### TASK TO COMPLETE
Extract, from the records beneath this instruction, each line that contains the word "JSON".

● ● ●

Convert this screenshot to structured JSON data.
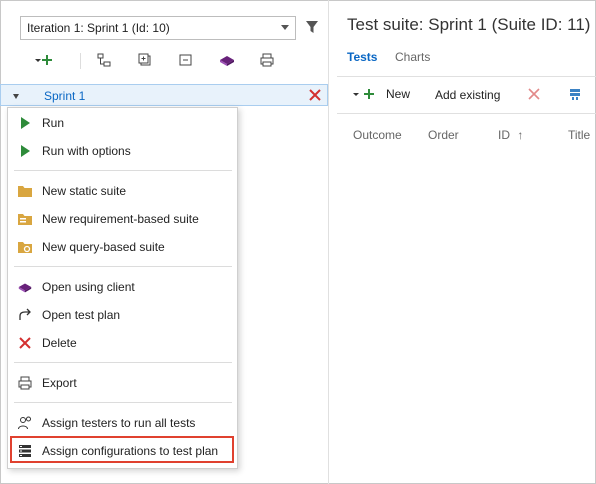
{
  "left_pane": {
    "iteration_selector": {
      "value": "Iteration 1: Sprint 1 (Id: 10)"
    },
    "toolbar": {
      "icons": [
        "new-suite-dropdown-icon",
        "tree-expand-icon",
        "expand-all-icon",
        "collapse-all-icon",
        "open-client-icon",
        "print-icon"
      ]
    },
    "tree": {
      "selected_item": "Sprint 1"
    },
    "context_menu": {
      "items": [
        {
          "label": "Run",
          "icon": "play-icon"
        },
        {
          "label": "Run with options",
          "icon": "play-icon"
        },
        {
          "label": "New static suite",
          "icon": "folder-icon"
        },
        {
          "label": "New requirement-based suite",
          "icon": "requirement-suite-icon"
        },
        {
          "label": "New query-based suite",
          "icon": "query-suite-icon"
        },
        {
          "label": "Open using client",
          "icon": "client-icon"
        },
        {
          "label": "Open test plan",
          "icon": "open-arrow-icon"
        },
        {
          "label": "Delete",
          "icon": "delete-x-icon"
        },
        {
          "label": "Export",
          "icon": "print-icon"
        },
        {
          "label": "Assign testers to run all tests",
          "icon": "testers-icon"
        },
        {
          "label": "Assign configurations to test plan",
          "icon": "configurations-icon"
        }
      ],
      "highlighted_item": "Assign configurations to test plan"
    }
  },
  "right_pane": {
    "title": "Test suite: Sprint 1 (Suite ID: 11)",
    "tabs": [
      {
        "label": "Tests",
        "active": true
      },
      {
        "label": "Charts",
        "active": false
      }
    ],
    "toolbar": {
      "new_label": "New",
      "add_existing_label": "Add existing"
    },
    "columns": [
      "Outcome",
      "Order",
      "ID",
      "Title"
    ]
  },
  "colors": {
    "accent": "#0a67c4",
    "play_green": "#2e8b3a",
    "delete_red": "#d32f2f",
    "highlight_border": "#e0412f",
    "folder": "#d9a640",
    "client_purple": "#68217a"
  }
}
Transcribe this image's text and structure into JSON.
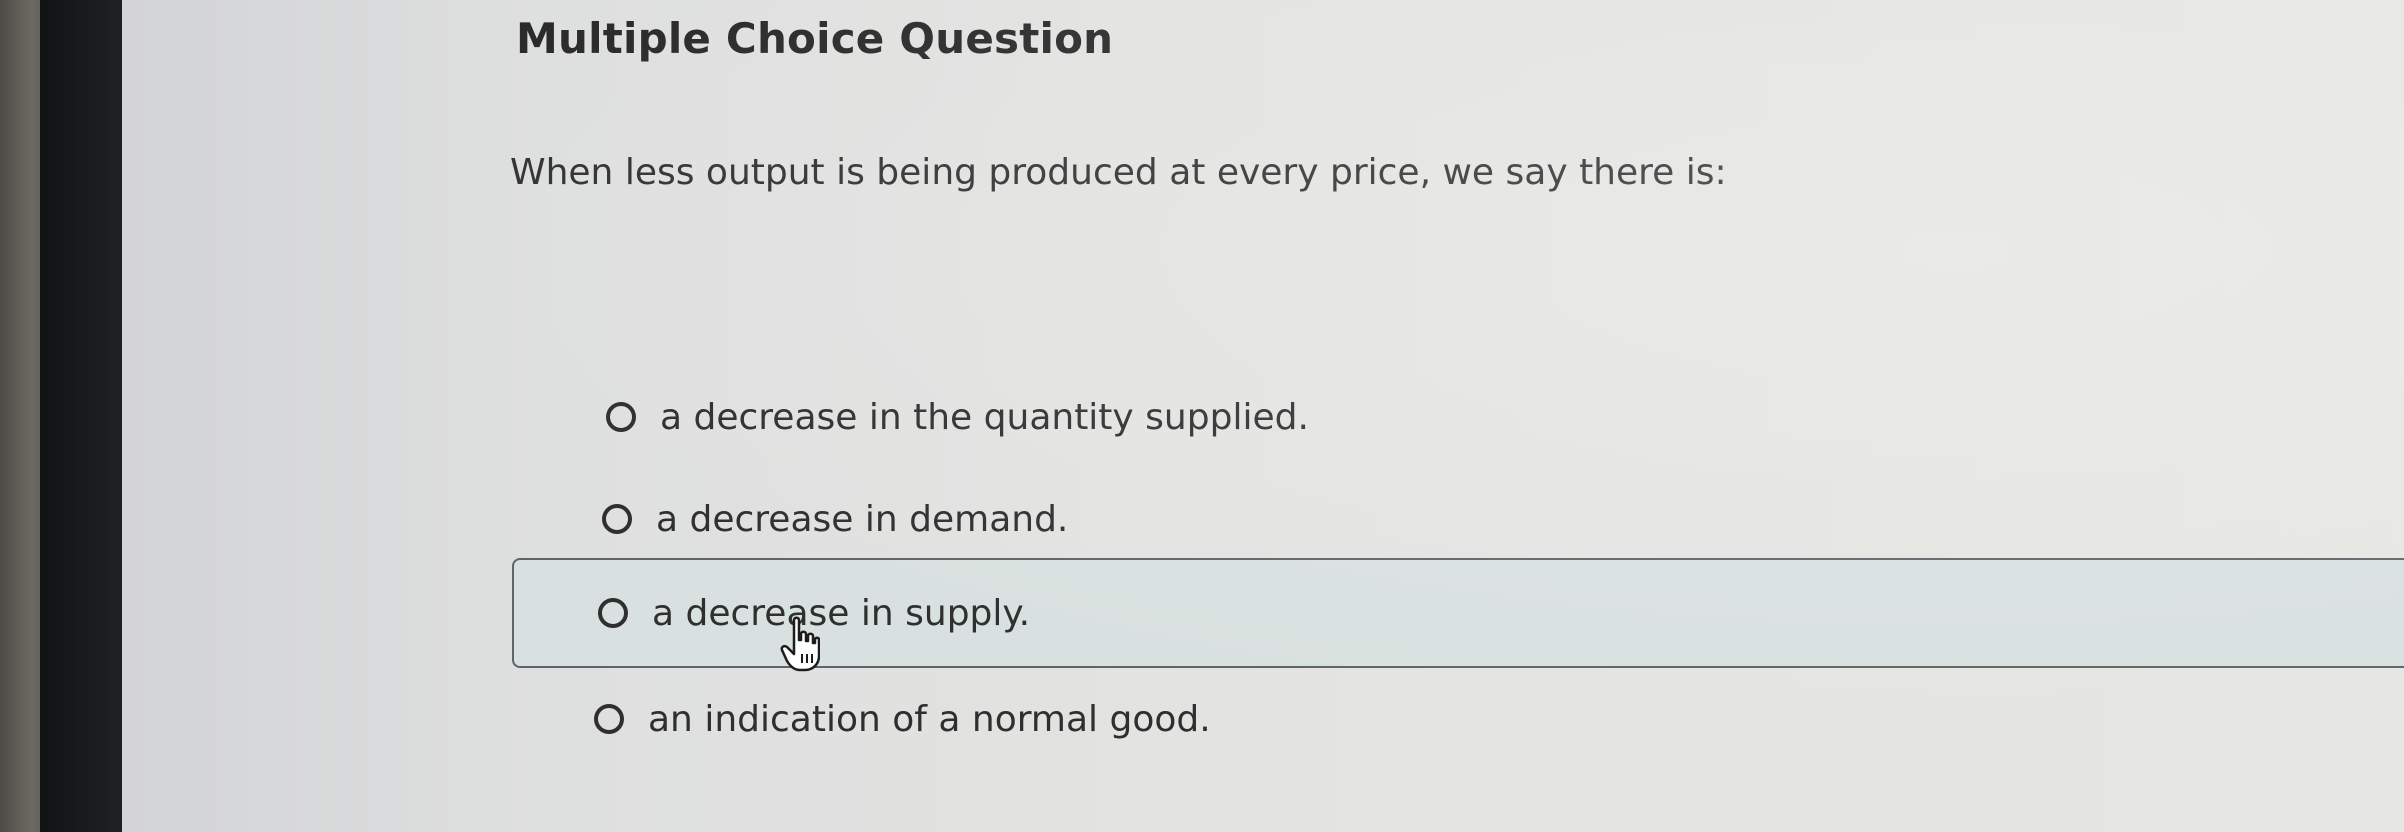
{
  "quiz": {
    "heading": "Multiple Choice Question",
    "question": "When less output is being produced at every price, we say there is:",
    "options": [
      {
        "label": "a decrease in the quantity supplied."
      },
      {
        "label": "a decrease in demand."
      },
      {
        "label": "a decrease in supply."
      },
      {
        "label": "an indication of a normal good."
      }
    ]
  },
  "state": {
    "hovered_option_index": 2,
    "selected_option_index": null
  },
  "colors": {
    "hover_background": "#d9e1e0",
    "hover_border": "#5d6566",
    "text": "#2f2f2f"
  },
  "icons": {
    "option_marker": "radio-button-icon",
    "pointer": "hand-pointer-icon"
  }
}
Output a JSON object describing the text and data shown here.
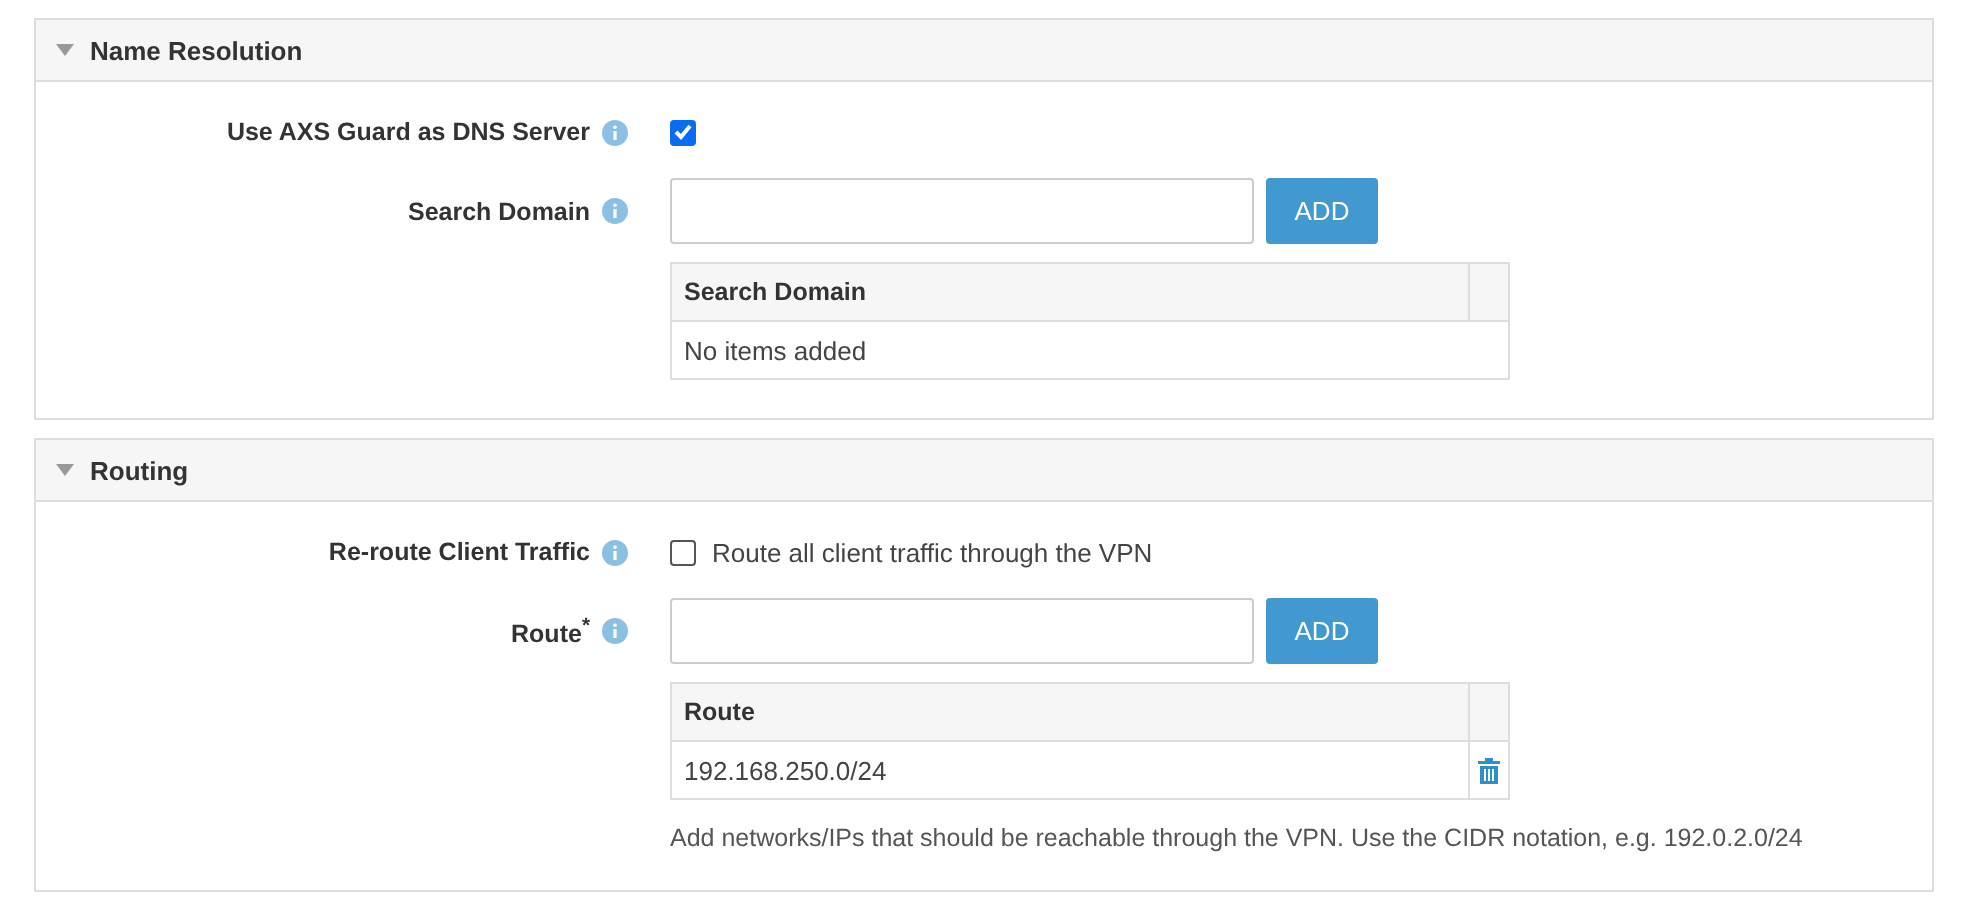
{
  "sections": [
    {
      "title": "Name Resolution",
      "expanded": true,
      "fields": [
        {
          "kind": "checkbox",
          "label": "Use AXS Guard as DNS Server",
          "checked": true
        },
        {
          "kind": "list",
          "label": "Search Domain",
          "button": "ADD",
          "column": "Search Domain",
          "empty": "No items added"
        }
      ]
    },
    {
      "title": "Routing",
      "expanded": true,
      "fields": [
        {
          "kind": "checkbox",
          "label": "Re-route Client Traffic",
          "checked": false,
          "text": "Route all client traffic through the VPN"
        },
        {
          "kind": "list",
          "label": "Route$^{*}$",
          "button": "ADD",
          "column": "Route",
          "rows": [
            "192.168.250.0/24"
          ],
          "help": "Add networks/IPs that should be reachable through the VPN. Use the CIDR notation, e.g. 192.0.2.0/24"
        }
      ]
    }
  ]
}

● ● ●

### THE COMPLETED TASK
Convert this screenshot to structured JSON data.
Transcribe this image's text and structure into JSON.
Output a JSON object describing the text and data shown here.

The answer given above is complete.